ASSIGNMENT →
Give back every entry in full, exactly as it reads.

(Dataset entries)
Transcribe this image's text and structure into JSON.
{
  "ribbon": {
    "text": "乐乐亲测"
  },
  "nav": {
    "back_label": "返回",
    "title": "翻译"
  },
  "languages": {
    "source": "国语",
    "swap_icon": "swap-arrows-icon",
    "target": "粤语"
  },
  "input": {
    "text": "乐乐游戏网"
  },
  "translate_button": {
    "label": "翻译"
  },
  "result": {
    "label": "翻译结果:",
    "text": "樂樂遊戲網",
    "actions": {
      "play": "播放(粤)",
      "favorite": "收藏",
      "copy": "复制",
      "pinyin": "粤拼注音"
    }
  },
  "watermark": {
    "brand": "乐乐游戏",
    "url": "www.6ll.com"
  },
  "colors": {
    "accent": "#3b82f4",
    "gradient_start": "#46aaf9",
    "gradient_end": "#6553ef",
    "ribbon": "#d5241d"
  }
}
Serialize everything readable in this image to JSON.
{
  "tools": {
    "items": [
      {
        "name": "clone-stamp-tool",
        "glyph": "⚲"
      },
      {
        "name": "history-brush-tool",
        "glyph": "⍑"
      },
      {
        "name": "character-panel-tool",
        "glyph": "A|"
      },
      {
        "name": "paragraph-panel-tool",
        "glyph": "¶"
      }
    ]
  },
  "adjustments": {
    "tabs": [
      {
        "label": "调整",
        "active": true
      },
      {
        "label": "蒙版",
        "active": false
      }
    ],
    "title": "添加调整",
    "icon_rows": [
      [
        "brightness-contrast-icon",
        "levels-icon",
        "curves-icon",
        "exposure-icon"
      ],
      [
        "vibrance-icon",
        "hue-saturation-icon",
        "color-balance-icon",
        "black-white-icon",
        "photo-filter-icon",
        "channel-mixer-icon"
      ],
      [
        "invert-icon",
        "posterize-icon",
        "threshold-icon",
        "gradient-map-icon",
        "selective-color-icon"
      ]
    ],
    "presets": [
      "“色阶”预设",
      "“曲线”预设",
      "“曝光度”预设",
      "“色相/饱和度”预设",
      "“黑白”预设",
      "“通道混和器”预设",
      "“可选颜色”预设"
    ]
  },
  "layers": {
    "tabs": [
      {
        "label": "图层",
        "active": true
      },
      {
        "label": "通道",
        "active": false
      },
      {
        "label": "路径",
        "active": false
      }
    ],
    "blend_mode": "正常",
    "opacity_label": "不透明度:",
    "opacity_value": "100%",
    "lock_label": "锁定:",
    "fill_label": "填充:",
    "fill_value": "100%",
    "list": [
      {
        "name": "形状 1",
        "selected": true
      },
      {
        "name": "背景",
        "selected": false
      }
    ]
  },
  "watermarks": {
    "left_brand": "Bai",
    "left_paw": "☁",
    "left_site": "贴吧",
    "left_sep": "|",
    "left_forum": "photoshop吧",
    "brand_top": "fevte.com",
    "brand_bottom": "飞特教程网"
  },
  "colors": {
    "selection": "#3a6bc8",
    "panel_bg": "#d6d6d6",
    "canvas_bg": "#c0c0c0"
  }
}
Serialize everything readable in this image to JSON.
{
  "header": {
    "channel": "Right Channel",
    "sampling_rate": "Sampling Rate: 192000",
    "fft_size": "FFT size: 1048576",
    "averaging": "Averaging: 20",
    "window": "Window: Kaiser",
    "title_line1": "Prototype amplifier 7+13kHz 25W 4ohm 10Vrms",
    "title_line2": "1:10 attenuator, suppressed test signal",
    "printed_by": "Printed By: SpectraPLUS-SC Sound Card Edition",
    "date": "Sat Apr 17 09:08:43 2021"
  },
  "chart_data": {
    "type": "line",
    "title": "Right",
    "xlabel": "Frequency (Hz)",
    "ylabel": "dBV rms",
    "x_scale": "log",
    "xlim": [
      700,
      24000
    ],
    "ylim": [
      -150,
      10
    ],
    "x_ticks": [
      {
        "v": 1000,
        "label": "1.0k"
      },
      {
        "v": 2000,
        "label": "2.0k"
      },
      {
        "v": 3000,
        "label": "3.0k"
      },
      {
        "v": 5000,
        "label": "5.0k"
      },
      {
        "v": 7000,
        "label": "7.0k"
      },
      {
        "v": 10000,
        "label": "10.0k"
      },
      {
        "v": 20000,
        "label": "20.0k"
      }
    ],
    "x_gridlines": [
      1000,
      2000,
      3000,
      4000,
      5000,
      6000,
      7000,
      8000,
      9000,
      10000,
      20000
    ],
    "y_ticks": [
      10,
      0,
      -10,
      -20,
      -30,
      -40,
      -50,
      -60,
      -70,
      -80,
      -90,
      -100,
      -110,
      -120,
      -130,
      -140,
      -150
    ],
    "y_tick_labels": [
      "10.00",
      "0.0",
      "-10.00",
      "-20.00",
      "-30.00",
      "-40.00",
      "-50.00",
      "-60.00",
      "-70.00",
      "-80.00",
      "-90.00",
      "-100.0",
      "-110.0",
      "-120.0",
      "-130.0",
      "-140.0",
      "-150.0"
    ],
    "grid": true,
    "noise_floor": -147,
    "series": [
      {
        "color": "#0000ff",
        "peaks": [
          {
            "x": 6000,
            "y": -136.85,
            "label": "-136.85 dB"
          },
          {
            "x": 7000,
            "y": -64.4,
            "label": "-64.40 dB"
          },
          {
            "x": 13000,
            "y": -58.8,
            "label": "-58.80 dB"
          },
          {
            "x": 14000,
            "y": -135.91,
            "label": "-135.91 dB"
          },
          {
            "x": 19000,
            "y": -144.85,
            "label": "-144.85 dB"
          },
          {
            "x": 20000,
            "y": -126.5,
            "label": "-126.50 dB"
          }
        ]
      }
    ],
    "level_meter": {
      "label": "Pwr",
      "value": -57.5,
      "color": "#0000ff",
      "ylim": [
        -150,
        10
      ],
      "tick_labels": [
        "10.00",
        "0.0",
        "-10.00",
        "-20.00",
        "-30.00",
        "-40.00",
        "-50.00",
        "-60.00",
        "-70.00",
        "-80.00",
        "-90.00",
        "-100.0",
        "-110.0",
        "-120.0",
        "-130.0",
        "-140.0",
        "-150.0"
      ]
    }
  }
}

EXERCISE OUTPUT →
Transcribe this image's text and structure into JSON.
{
  "ribbon": {
    "text": "乐乐亲测"
  },
  "nav": {
    "back_label": "返回",
    "title": "翻译"
  },
  "languages": {
    "source": "国语",
    "swap_icon": "swap-arrows-icon",
    "target": "粤语"
  },
  "input": {
    "text": "乐乐游戏网"
  },
  "translate_button": {
    "label": "翻译"
  },
  "result": {
    "label": "翻译结果:",
    "text": "樂樂遊戲網",
    "actions": {
      "play": "播放(粤)",
      "favorite": "收藏",
      "copy": "复制",
      "pinyin": "粤拼注音"
    }
  },
  "watermark": {
    "brand": "乐乐游戏",
    "url": "www.6ll.com"
  },
  "colors": {
    "accent": "#3b82f4",
    "gradient_start": "#46aaf9",
    "gradient_end": "#6553ef",
    "ribbon": "#d5241d"
  }
}
Serialize everything readable in this image to JSON.
{
  "tools": {
    "items": [
      {
        "name": "clone-stamp-tool",
        "glyph": "⚲"
      },
      {
        "name": "history-brush-tool",
        "glyph": "⍑"
      },
      {
        "name": "character-panel-tool",
        "glyph": "A|"
      },
      {
        "name": "paragraph-panel-tool",
        "glyph": "¶"
      }
    ]
  },
  "adjustments": {
    "tabs": [
      {
        "label": "调整",
        "active": true
      },
      {
        "label": "蒙版",
        "active": false
      }
    ],
    "title": "添加调整",
    "icon_rows": [
      [
        "brightness-contrast-icon",
        "levels-icon",
        "curves-icon",
        "exposure-icon"
      ],
      [
        "vibrance-icon",
        "hue-saturation-icon",
        "color-balance-icon",
        "black-white-icon",
        "photo-filter-icon",
        "channel-mixer-icon"
      ],
      [
        "invert-icon",
        "posterize-icon",
        "threshold-icon",
        "gradient-map-icon",
        "selective-color-icon"
      ]
    ],
    "presets": [
      "“色阶”预设",
      "“曲线”预设",
      "“曝光度”预设",
      "“色相/饱和度”预设",
      "“黑白”预设",
      "“通道混和器”预设",
      "“可选颜色”预设"
    ]
  },
  "layers": {
    "tabs": [
      {
        "label": "图层",
        "active": true
      },
      {
        "label": "通道",
        "active": false
      },
      {
        "label": "路径",
        "active": false
      }
    ],
    "blend_mode": "正常",
    "opacity_label": "不透明度:",
    "opacity_value": "100%",
    "lock_label": "锁定:",
    "fill_label": "填充:",
    "fill_value": "100%",
    "list": [
      {
        "name": "形状 1",
        "selected": true
      },
      {
        "name": "背景",
        "selected": false
      }
    ]
  },
  "watermarks": {
    "left_brand": "Bai",
    "left_paw": "☁",
    "left_site": "贴吧",
    "left_sep": "|",
    "left_forum": "photoshop吧",
    "brand_top": "fevte.com",
    "brand_bottom": "飞特教程网"
  },
  "colors": {
    "selection": "#3a6bc8",
    "panel_bg": "#d6d6d6",
    "canvas_bg": "#c0c0c0"
  }
}
Serialize everything readable in this image to JSON.
{
  "header": {
    "channel": "Right Channel",
    "sampling_rate": "Sampling Rate: 192000",
    "fft_size": "FFT size: 1048576",
    "averaging": "Averaging: 20",
    "window": "Window: Kaiser",
    "title_line1": "Prototype amplifier 7+13kHz 25W 4ohm 10Vrms",
    "title_line2": "1:10 attenuator, suppressed test signal",
    "printed_by": "Printed By: SpectraPLUS-SC Sound Card Edition",
    "date": "Sat Apr 17 09:08:43 2021"
  },
  "chart_data": {
    "type": "line",
    "title": "Right",
    "xlabel": "Frequency (Hz)",
    "ylabel": "dBV rms",
    "x_scale": "log",
    "xlim": [
      700,
      24000
    ],
    "ylim": [
      -150,
      10
    ],
    "x_ticks": [
      {
        "v": 1000,
        "label": "1.0k"
      },
      {
        "v": 2000,
        "label": "2.0k"
      },
      {
        "v": 3000,
        "label": "3.0k"
      },
      {
        "v": 5000,
        "label": "5.0k"
      },
      {
        "v": 7000,
        "label": "7.0k"
      },
      {
        "v": 10000,
        "label": "10.0k"
      },
      {
        "v": 20000,
        "label": "20.0k"
      }
    ],
    "x_gridlines": [
      1000,
      2000,
      3000,
      4000,
      5000,
      6000,
      7000,
      8000,
      9000,
      10000,
      20000
    ],
    "y_ticks": [
      10,
      0,
      -10,
      -20,
      -30,
      -40,
      -50,
      -60,
      -70,
      -80,
      -90,
      -100,
      -110,
      -120,
      -130,
      -140,
      -150
    ],
    "y_tick_labels": [
      "10.00",
      "0.0",
      "-10.00",
      "-20.00",
      "-30.00",
      "-40.00",
      "-50.00",
      "-60.00",
      "-70.00",
      "-80.00",
      "-90.00",
      "-100.0",
      "-110.0",
      "-120.0",
      "-130.0",
      "-140.0",
      "-150.0"
    ],
    "grid": true,
    "noise_floor": -147,
    "series": [
      {
        "color": "#0000ff",
        "peaks": [
          {
            "x": 6000,
            "y": -136.85,
            "label": "-136.85 dB"
          },
          {
            "x": 7000,
            "y": -64.4,
            "label": "-64.40 dB"
          },
          {
            "x": 13000,
            "y": -58.8,
            "label": "-58.80 dB"
          },
          {
            "x": 14000,
            "y": -135.91,
            "label": "-135.91 dB"
          },
          {
            "x": 19000,
            "y": -144.85,
            "label": "-144.85 dB"
          },
          {
            "x": 20000,
            "y": -126.5,
            "label": "-126.50 dB"
          }
        ]
      }
    ],
    "level_meter": {
      "label": "Pwr",
      "value": -57.5,
      "color": "#0000ff",
      "ylim": [
        -150,
        10
      ],
      "tick_labels": [
        "10.00",
        "0.0",
        "-10.00",
        "-20.00",
        "-30.00",
        "-40.00",
        "-50.00",
        "-60.00",
        "-70.00",
        "-80.00",
        "-90.00",
        "-100.0",
        "-110.0",
        "-120.0",
        "-130.0",
        "-140.0",
        "-150.0"
      ]
    }
  }
}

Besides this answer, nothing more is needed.